After 20 months in bureaucratic limbo, Canadian-American Christian David Byle was arrested and detained overnight by security police in Ankara, the Turkish capital.
His detention took place on Oct. 13, the morning after American Pastor Andrew Brunson was ordered released by an Izmir court and allowed to return to the United States.
Although Byle was initially informed he would be deported the next day, the long-term resident of Turkey was then released and ordered to leave Turkey within days. After returning to his home in Istanbul, he flew out of Istanbul to the U.S. on Oct. 25 without incident.
As a Canadian-American, Byle had no valid residence permit to present to officers conducting routine ID checks when he arrived from Istanbul at the Ankara train station.
But when he was taken to the Turkish capital’s Anti-Terror Police Department, officials quickly confirmed that their latest Western-citizen detainee had in fact been staying in the country legally for the past 1.5 years, protected by a temporary constitutional-court order blocking a previous criminal-court order that had called for his deportation and subsequent re-entry ban.

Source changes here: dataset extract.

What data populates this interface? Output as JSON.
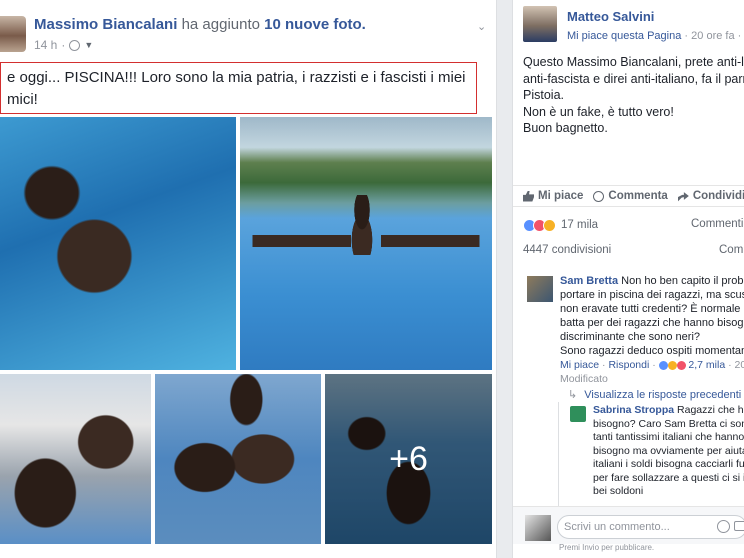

“They would have no legal grounds to deport me if I was charged only over my religious activities, none of which are illegal under Turkish law, and are in fact protected by the Turkish Constitution. So they needed a more legally justifiable reason to deport me.”
Turkey’s highest court had blocked Byle’s lower-court rulings in February 2017, suspending the earlier directives claiming that his “Christian propaganda activities exceeded usual religious rituals.” Accordingly, the court had concluded that members of other religions could perceive him as a threat, so the Turkish government had the right to consider him a threat to public order and national security.
Byle’s latest arrest this month was not a new experience for the 49-year-old evangelist, who has during his 19 years in Turkey faced a number of similar short-term detentions and interrogations, three times resulting in attempted deportations (stopped in the end by court rulings), and stays abroad for several months to comply with Turkish-visa regulations.
Although throughout the years Byle’s visa renewal requests were repeatedly declined or left unanswered, various criminal charges against him were eventually dropped by local courts, bowing to national laws defining missionary activities as legal and confirming that the Christian literature he distributed did not slander Islam.
Even so, Byle told World Watch Monitor he wasn’t surprised when he was informed shortly after his Ankara arrest that he was to be deported immediately, the very next day. But the authorities’ plans later changed, possibly after learning that his constitutional-court decision was still in effect, prohibiting his legal deportation until the higher court actually reviewed his case and gave a final ruling, confirming whether the allegations against him were backed by credible evidence.
SOURCE: Christian Post